The Aston Martin Valkyrie makes 1160 hp from its hybrid V-12
Aston Martin finally revealed power specifications for its upcoming Valkyrie mild-hybrid hypercar, totaling 1160 hp at 10,500 rpm and 664 lb-ft at 6000 rpm. With insane output like that, how could a gas-electric hybrid with a 160-hp, 205 lb-ft electric motor be described as a mild hybrid? After all, 160 horsepower is more power than my Honda Fit produces, but when that electric motor is assisting a 1000-hp 6.5-liter V-12, the technical moniker somehow doesn’t encapsulate how ridiculous this machine will be.
The Formula 1 KERS-style, electron-powered thrust was developed by Rimac and Integral Powertrain Ltd., with Rimac supplying the battery system and Integral Powertrain Ltd. making the purpose-built electric motor. The combustion engine is also supplied by a vendor—Cosworth, which designed the 65-degree V-12 specifically for the Valkyrie.
Surprisingly, Cosworth got to the 1000-hp benchmark without having to resort to forced induction. The naturally-aspirated beast spins up to more than 11,000 rpm, a remarkable figure for an engine with 6.5 liters of displacement. Aston Martin says this is the first emissions-compliant, naturally-aspirated engine to reach the 1000-hp mark.
With a racing-derived hybrid powertrain and a Cosworth engine, it’s not surprising that the Valkyrie will employ other bits of racing tech. The V-12 engine and gearbox will be fully-stressed parts of the chassis, where the rear suspension mounts on the transmission, eliminating the need (and weight) of a rear subframe.
Aston Martin says it has started fabrication of the first Valkyrie prototypes.

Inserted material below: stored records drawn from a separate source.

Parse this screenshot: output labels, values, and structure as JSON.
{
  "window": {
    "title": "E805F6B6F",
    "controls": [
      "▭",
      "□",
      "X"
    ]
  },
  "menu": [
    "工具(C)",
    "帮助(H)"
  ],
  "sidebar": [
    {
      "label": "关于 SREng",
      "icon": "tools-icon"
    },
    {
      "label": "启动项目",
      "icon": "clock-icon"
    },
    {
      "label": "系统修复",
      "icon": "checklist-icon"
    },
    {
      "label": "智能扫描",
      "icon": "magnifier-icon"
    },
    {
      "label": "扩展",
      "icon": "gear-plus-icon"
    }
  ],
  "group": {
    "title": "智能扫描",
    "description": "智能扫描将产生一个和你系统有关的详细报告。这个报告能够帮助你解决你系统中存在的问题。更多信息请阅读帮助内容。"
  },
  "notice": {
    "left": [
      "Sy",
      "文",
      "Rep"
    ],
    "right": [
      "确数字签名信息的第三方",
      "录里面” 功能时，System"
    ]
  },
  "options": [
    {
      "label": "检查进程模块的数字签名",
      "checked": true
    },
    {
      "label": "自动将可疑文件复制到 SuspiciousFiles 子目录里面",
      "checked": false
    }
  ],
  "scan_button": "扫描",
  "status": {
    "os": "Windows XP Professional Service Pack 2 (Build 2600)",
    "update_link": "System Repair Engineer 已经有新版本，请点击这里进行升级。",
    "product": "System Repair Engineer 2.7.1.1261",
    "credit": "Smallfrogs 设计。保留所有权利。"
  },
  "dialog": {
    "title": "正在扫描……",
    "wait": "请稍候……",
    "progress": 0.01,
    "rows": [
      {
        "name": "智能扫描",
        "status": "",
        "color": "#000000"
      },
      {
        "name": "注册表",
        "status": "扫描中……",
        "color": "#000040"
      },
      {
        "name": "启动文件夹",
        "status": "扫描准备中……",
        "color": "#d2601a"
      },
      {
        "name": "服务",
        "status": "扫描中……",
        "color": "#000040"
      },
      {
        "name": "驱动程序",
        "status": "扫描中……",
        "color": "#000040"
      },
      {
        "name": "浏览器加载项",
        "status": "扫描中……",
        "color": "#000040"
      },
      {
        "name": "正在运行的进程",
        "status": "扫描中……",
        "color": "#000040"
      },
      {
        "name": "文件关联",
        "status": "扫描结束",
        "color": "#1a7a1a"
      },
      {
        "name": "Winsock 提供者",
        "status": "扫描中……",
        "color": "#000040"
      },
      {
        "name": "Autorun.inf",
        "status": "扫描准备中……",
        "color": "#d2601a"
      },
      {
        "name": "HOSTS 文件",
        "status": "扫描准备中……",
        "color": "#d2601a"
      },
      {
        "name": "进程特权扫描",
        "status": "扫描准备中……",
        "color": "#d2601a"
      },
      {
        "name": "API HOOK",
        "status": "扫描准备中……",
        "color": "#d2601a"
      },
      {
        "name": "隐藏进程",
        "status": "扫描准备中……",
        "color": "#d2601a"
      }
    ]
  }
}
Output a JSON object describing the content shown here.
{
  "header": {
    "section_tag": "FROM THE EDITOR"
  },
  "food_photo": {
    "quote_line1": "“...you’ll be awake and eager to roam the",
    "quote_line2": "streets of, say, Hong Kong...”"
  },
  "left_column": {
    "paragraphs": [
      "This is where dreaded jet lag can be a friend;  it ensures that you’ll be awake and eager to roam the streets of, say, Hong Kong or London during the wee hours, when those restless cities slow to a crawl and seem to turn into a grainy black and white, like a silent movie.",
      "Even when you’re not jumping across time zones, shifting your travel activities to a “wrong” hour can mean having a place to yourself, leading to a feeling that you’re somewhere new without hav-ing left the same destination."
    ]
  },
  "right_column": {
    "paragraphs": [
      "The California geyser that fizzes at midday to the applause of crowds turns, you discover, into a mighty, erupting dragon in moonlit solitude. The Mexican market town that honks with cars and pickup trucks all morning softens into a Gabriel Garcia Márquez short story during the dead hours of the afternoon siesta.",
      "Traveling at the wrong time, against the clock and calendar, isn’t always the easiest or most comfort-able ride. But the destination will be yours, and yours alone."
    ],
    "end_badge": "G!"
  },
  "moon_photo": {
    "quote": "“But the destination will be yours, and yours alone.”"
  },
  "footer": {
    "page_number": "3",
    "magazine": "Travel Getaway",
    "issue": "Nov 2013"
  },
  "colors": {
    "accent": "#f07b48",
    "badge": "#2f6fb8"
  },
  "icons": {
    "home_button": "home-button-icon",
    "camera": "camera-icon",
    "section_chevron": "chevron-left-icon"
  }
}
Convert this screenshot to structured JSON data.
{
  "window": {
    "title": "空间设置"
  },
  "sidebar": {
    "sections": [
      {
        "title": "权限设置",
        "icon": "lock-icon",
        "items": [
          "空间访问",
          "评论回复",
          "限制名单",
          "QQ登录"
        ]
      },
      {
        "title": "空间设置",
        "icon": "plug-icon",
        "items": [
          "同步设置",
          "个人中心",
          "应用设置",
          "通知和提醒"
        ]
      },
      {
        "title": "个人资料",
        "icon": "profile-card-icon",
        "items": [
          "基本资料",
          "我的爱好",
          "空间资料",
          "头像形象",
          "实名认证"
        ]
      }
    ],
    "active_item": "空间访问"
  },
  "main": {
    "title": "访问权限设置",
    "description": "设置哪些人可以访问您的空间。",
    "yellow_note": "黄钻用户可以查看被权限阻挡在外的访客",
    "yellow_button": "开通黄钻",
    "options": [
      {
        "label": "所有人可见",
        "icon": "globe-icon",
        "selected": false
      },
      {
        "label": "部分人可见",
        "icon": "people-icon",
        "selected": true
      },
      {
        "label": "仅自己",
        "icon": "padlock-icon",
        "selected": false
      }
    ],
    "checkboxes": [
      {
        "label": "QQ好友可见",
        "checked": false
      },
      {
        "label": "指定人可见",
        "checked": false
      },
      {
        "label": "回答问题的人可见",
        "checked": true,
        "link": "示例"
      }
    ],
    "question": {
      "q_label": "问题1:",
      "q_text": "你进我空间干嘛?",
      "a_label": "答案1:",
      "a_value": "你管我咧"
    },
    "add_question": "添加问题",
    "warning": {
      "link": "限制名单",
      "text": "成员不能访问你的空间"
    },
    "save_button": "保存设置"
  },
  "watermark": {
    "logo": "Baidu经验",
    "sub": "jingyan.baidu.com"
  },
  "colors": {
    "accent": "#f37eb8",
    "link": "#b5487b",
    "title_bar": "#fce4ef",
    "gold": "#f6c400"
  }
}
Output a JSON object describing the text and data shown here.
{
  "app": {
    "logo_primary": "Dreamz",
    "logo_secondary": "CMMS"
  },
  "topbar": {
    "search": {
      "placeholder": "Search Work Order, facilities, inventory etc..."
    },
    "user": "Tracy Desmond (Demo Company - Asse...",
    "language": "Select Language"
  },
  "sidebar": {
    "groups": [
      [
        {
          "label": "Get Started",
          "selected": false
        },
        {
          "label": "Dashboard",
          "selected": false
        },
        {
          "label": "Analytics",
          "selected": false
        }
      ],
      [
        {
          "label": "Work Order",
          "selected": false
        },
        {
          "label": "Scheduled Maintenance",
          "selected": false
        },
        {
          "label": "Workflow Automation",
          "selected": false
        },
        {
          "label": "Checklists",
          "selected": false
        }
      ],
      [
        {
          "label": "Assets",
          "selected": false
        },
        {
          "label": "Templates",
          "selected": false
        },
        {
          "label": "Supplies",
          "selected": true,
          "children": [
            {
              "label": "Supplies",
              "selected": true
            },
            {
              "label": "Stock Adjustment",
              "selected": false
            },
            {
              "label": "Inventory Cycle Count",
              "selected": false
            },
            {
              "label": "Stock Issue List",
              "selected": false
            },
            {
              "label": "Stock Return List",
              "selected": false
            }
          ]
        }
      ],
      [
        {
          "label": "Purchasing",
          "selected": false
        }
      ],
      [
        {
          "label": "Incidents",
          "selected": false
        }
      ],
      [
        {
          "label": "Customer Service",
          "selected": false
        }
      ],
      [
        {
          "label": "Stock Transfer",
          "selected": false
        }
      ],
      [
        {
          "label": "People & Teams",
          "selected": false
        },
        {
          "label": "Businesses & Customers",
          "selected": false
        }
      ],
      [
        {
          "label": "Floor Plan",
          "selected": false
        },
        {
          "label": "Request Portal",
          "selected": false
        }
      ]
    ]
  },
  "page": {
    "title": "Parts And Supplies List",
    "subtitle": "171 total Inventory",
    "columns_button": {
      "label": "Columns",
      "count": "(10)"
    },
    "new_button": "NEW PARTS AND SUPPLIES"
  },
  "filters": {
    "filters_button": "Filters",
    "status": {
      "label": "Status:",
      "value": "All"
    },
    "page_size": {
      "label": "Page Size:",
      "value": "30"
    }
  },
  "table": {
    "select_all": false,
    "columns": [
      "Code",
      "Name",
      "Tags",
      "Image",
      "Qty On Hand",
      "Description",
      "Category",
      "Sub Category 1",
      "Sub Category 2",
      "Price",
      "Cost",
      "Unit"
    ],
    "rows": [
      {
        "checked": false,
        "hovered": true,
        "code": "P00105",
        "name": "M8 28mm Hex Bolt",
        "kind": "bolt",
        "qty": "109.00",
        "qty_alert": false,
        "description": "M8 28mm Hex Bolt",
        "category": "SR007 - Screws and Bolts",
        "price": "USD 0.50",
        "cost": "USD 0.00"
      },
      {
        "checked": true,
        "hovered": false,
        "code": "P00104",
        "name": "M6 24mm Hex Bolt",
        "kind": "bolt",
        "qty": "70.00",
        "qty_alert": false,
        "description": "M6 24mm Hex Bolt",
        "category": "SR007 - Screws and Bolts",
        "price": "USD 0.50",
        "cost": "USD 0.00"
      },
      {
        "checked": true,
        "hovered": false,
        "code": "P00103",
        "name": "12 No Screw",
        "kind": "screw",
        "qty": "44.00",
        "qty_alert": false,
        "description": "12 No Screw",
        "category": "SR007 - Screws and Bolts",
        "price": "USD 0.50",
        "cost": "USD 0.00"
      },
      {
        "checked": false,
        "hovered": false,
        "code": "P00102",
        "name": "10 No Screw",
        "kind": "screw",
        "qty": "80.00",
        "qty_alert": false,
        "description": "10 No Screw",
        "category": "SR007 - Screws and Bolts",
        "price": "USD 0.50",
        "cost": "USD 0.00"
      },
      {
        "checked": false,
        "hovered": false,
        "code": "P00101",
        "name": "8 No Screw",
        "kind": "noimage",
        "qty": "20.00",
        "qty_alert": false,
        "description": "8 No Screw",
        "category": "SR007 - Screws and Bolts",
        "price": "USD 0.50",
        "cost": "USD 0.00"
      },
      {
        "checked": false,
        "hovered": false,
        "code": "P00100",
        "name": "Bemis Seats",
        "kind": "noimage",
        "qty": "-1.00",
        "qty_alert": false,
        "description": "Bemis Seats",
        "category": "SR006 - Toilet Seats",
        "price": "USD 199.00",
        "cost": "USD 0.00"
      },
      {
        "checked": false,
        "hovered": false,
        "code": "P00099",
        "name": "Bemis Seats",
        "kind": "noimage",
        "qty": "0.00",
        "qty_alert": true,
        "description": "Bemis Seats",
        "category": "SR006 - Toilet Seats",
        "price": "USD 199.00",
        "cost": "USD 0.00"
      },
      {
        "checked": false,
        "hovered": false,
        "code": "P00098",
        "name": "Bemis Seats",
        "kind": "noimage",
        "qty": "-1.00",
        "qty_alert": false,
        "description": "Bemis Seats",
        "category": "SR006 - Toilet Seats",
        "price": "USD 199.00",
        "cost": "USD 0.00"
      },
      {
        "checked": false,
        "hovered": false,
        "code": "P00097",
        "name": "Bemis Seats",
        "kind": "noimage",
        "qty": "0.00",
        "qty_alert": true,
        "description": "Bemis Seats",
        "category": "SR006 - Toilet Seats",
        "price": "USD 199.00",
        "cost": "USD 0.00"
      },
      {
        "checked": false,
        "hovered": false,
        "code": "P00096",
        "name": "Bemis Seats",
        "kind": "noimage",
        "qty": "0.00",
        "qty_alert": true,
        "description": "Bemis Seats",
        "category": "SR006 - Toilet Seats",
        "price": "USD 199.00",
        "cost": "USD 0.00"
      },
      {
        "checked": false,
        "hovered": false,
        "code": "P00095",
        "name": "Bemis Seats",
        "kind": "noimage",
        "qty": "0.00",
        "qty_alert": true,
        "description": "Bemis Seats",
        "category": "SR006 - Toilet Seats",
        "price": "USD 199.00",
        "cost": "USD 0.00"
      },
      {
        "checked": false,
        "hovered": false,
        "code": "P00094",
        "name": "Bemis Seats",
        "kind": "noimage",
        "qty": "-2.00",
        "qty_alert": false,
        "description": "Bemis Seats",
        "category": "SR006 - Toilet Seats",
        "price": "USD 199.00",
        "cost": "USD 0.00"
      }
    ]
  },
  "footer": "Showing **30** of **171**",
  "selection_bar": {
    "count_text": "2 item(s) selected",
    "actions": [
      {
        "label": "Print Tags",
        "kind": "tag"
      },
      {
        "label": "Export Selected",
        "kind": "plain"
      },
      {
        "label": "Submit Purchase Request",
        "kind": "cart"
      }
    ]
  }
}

The new vehicle is the collaboration between Aston Martin’s Lagonda division and Red Bull Advanced Technologies—the commercial technology and engineering services division of Red Bull Racing—which operates one of the two Red Bull sponsored Formula 1 teams.